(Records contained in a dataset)
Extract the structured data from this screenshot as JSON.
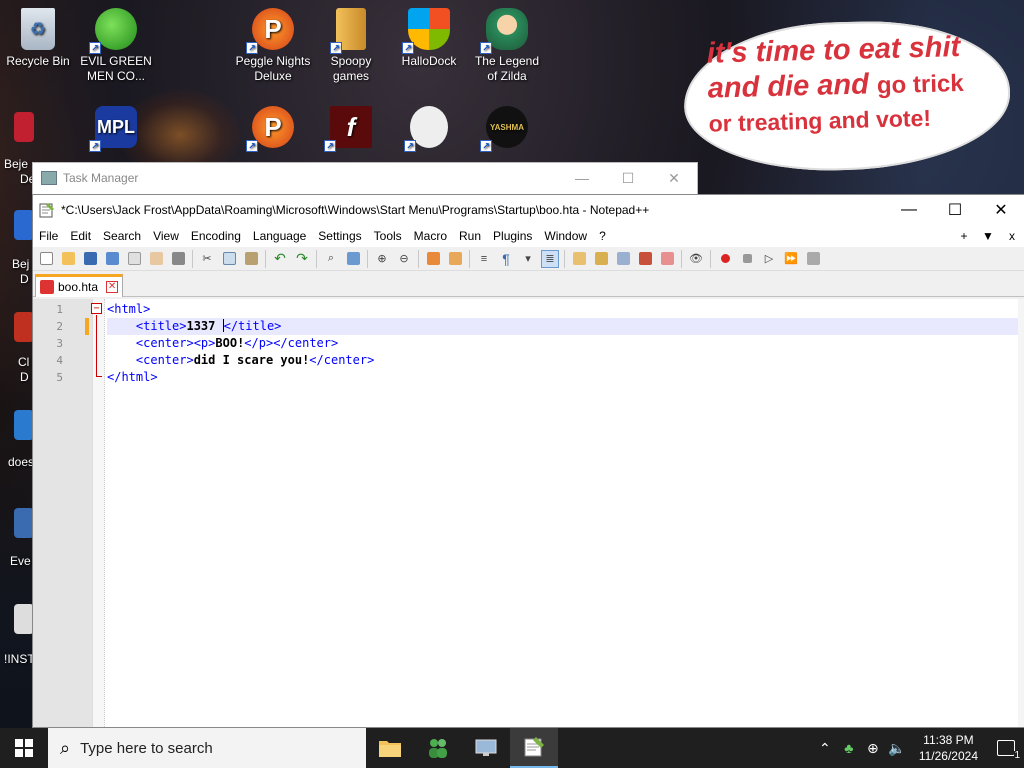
{
  "desktop": {
    "icons": [
      {
        "label": "Recycle Bin"
      },
      {
        "label": "EVIL GREEN MEN CO..."
      },
      {
        "label": "Peggle Nights Deluxe"
      },
      {
        "label": "Spoopy games"
      },
      {
        "label": "HalloDock"
      },
      {
        "label": "The Legend of Zilda"
      }
    ],
    "left_labels": [
      "Beje",
      "De",
      "Bej",
      "D",
      "Cl",
      "D",
      "does",
      "Eve",
      "!INST"
    ],
    "bubble": {
      "line1": "it's time to eat shit",
      "line2a": "and die and",
      "line2b": "go trick",
      "line3": "or treating and vote!"
    }
  },
  "taskmgr": {
    "title": "Task Manager"
  },
  "notepad": {
    "title": "*C:\\Users\\Jack Frost\\AppData\\Roaming\\Microsoft\\Windows\\Start Menu\\Programs\\Startup\\boo.hta - Notepad++",
    "menu": [
      "File",
      "Edit",
      "Search",
      "View",
      "Encoding",
      "Language",
      "Settings",
      "Tools",
      "Macro",
      "Run",
      "Plugins",
      "Window",
      "?"
    ],
    "menu_right": [
      "+",
      "▼",
      "x"
    ],
    "tab_label": "boo.hta",
    "lines": [
      {
        "num": "1",
        "pre": "",
        "tag1": "<html>",
        "text": "",
        "tag2": ""
      },
      {
        "num": "2",
        "pre": "    ",
        "tag1": "<title>",
        "text": "1337 ",
        "tag2": "</title>"
      },
      {
        "num": "3",
        "pre": "    ",
        "tag1": "<center><p>",
        "text": "BOO!",
        "tag2": "</p></center>"
      },
      {
        "num": "4",
        "pre": "    ",
        "tag1": "<center>",
        "text": "did I scare you!",
        "tag2": "</center>"
      },
      {
        "num": "5",
        "pre": "",
        "tag1": "</html>",
        "text": "",
        "tag2": ""
      }
    ]
  },
  "taskbar": {
    "search_placeholder": "Type here to search",
    "time": "11:38 PM",
    "date": "11/26/2024",
    "notif_count": "1"
  },
  "colors": {
    "bubble_text": "#d8323c",
    "tag_blue": "#0000ff",
    "tab_accent": "#f5a623"
  }
}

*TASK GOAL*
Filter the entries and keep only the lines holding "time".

*SOLUTION TO THE PROBLEM*
      "line1": "it's time to eat shit",
    "time": "11:38 PM",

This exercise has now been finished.